"The reputation of the modern version with 5... Nd6 was not a great deal better in 2000, so it was no small surprise to see it on the board in the first game of my match with Kramnik. It is only the smallest exaggeration to say that the Berlin cost me my World Championship title against Kramnik in 2000."
*** Kasparov,G - Kramnik,V, London (m/1) 2000 Chess Informant 80/353
**** Kasparov,G - Kramnik,V, London (m/3) 2000 Chess Informant 80/354
***** Kasparov,G - Kramnik,V, Zuerich (rapid) 2001 Chess Informant 81/(273)
Reference (annotated) games are part of the column.
"After he surprised me with his ingenious invention in game one, my team and I assumed ..."

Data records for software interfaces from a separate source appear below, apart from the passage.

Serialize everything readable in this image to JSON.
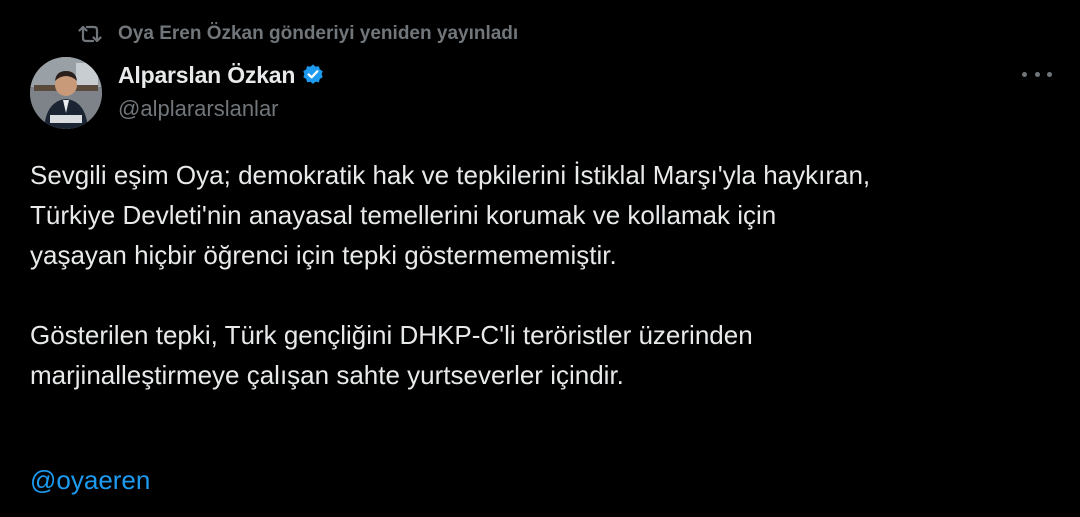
{
  "repost": {
    "icon": "repost-icon",
    "text": "Oya Eren Özkan gönderiyi yeniden yayınladı"
  },
  "author": {
    "display_name": "Alparslan Özkan",
    "handle": "@alplararslanlar",
    "verified_icon": "verified-badge-icon",
    "verified_color": "#1d9bf0"
  },
  "menu": {
    "icon": "more-options-icon"
  },
  "tweet": {
    "paragraphs": [
      {
        "lines": [
          "Sevgili eşim Oya; demokratik hak ve tepkilerini İstiklal Marşı'yla haykıran,",
          "Türkiye Devleti'nin anayasal temellerini korumak ve kollamak için",
          "yaşayan hiçbir öğrenci için tepki göstermememiştir."
        ]
      },
      {
        "lines": [
          "Gösterilen tepki, Türk gençliğini DHKP-C'li teröristler üzerinden",
          "marjinalleştirmeye çalışan sahte yurtseverler içindir."
        ]
      }
    ],
    "mention": "@oyaeren"
  },
  "colors": {
    "background": "#000000",
    "text_primary": "#e7e9ea",
    "text_secondary": "#71767b",
    "link": "#1d9bf0"
  }
}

Sorry that we are cutting the story, obviously in such an interesting moment :) Let's go back to the game. It's Caruana-Adams but Anand-Carlsen (4th WCC) as well! Garry's comments are inside.
A Crossroad! Garry Kasparov is annotating a game that has continued with 10...Kc8 11.g4 Ne7, while Carlsen vs. Anand opted for 10...Be7 11.Nc3 Kc8. Excitements are yet to come!
Garry's conclusion would stand for both games equally:
"The sharp character of these games shows the Berlin is indeed a rich and subtle middlegame, and not an endgame. And if White pushes too hard, the absence of queens from the board does not offer him any safety."